◆ **Work to complete**
Every line holding the string "JSON" is to be copied from the entries below.

◆ **Input records**

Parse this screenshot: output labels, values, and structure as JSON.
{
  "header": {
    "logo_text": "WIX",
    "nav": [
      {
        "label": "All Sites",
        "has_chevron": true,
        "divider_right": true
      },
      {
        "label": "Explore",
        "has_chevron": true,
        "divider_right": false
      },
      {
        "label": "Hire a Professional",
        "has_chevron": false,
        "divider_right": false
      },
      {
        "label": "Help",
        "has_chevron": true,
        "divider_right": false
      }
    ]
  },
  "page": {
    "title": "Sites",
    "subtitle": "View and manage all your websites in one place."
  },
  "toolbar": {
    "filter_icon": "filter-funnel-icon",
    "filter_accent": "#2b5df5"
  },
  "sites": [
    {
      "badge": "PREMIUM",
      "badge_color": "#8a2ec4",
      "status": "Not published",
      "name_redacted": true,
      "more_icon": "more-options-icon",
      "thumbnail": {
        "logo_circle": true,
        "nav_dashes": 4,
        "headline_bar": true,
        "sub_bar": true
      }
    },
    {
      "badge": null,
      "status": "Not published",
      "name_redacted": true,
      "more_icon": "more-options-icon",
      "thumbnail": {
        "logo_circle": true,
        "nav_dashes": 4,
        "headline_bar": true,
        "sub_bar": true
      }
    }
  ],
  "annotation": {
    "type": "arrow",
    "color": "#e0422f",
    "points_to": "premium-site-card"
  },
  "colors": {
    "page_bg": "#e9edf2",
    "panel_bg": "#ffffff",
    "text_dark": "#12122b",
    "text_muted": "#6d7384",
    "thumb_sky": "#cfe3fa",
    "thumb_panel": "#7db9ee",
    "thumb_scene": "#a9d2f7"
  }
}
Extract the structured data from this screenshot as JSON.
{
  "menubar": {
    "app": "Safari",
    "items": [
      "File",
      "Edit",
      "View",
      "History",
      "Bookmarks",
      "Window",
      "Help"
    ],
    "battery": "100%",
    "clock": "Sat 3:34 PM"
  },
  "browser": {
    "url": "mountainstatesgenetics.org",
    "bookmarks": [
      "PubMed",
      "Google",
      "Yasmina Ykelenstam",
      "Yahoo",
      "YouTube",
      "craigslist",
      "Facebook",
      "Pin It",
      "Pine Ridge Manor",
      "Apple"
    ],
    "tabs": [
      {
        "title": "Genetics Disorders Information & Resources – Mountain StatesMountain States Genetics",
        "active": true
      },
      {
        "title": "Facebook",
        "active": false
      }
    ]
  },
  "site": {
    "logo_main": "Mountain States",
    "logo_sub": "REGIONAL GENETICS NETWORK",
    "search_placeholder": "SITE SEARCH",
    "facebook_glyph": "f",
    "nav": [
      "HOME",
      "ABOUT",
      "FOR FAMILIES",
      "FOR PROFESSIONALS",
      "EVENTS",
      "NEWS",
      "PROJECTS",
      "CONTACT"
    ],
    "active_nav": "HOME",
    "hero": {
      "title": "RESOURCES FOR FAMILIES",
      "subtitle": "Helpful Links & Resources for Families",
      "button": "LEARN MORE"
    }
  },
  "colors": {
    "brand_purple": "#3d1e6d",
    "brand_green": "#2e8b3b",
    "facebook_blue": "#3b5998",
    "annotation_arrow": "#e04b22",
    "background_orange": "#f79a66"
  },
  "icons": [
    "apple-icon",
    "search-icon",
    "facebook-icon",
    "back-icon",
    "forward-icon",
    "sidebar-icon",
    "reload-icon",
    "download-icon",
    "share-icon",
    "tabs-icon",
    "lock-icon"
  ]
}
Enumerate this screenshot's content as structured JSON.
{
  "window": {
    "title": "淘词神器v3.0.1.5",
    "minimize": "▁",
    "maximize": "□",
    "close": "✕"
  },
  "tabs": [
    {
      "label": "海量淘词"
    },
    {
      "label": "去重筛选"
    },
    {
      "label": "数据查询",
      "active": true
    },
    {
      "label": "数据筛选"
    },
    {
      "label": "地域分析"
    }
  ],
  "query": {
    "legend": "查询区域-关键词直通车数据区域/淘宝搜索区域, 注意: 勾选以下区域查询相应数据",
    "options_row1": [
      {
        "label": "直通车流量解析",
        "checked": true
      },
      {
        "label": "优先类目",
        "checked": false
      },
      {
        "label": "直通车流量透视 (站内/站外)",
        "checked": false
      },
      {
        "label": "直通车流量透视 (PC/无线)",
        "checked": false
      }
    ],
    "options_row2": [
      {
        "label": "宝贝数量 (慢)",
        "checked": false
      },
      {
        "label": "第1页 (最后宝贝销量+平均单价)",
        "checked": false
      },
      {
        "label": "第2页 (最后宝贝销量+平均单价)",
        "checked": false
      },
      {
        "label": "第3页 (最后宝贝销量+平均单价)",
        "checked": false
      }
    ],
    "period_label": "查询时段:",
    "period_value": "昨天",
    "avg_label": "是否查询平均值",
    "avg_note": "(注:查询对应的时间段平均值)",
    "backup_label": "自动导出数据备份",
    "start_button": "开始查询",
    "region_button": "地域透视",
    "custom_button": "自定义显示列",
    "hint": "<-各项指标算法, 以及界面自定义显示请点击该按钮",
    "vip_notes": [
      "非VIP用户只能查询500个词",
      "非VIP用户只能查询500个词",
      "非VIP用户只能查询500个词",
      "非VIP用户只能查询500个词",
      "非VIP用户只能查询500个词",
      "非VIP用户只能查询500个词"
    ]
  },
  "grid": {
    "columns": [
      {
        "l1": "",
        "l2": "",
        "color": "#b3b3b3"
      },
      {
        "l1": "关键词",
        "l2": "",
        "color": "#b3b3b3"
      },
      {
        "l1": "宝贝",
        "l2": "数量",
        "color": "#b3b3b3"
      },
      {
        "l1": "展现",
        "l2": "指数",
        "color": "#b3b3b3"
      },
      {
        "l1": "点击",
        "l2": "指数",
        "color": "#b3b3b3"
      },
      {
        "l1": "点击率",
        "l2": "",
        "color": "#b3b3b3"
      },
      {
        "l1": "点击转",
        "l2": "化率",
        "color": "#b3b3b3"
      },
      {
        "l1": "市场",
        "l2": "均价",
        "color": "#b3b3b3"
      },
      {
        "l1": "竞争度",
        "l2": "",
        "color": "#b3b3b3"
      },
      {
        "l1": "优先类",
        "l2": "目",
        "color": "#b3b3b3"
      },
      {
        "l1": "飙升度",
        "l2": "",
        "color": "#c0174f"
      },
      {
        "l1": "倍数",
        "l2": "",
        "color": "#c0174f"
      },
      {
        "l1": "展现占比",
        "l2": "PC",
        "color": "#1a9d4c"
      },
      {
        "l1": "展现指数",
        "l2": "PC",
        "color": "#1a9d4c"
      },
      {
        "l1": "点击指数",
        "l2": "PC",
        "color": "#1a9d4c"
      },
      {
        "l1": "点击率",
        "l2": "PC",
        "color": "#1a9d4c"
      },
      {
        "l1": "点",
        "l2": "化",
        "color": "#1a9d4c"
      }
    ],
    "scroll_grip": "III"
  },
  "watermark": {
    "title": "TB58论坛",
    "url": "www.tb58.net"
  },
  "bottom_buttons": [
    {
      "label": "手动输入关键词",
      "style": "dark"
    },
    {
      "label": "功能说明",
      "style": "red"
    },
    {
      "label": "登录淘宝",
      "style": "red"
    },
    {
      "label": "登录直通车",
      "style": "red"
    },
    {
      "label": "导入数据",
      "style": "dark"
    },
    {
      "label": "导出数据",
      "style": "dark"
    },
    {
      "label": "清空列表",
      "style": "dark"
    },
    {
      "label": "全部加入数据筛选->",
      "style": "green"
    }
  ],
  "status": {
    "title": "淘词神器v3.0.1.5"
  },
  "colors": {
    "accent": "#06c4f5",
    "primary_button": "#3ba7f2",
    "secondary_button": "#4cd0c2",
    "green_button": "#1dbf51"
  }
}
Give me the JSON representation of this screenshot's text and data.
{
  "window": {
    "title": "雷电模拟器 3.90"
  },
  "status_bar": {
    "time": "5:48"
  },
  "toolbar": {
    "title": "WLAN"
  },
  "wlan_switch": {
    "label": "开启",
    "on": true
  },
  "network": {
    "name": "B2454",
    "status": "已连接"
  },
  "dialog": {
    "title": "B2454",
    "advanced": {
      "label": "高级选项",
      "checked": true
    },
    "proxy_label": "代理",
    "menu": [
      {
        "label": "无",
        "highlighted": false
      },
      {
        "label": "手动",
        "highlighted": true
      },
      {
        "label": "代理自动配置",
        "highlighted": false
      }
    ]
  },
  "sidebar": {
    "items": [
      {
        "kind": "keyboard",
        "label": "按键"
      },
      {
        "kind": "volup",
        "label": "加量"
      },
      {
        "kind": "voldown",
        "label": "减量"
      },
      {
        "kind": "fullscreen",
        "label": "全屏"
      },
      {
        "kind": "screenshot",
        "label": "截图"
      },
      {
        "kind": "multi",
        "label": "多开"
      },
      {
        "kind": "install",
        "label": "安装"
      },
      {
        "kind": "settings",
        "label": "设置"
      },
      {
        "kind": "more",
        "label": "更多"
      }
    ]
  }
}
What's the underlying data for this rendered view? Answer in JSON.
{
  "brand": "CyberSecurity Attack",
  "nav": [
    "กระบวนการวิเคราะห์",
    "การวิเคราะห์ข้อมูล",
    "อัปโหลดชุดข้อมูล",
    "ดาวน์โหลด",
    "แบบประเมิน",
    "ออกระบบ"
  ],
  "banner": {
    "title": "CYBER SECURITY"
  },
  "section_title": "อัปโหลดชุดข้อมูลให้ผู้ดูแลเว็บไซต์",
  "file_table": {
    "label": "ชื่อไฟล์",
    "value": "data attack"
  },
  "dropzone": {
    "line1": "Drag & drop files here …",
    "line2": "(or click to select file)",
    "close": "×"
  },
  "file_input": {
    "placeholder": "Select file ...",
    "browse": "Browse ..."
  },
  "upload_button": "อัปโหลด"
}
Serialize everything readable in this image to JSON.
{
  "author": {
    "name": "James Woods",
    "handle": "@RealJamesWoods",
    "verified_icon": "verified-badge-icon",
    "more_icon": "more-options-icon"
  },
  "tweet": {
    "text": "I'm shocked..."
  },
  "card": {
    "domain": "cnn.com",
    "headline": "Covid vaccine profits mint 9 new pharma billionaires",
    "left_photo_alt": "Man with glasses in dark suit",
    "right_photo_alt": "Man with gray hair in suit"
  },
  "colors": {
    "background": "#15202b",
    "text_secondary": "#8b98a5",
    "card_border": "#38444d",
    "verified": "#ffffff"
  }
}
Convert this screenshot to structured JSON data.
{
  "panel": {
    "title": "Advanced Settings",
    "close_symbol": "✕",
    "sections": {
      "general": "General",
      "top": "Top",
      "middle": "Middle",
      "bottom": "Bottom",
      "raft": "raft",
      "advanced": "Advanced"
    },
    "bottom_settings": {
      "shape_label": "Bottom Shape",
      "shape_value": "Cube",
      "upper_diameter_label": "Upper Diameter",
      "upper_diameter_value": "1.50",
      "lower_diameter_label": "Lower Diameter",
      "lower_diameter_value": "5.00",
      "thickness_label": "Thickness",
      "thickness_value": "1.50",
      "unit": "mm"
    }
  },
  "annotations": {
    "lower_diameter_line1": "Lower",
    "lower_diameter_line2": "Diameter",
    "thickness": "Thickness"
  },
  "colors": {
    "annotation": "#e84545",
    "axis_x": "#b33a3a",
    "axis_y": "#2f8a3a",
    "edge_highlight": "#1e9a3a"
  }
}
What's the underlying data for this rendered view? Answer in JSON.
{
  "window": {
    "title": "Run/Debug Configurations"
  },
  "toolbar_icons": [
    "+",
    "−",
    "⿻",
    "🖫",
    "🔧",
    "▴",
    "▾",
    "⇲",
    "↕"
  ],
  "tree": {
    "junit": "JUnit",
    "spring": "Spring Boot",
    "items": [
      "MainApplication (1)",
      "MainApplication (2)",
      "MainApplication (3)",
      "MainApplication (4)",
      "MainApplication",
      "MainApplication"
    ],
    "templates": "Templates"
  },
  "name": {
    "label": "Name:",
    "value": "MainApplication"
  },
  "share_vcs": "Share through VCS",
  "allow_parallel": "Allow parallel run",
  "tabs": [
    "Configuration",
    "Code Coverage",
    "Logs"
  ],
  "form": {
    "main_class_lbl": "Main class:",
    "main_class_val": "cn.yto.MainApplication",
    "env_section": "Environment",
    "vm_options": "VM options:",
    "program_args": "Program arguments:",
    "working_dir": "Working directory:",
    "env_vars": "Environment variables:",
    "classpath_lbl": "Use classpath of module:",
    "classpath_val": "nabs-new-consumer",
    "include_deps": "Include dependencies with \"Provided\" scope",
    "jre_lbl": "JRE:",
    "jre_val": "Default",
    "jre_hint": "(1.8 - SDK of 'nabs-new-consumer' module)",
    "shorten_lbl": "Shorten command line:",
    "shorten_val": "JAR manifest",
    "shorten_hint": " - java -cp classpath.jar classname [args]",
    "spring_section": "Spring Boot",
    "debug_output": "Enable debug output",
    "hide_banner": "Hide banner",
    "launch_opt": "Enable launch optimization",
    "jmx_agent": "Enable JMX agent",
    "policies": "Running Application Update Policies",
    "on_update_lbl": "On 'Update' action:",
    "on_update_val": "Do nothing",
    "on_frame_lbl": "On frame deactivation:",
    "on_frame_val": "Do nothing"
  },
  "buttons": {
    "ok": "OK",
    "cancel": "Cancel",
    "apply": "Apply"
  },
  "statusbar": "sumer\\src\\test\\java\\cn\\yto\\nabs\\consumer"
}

◆ **Task output**
Parse this screenshot: output labels, values, and structure as JSON.
Extract the structured data from this screenshot as JSON.
Enumerate this screenshot's content as structured JSON.
Give me the JSON representation of this screenshot's text and data.
What's the underlying data for this rendered view? Answer in JSON.
Serialize everything readable in this image to JSON.
Convert this screenshot to structured JSON data.
What's the underlying data for this rendered view? Answer in JSON.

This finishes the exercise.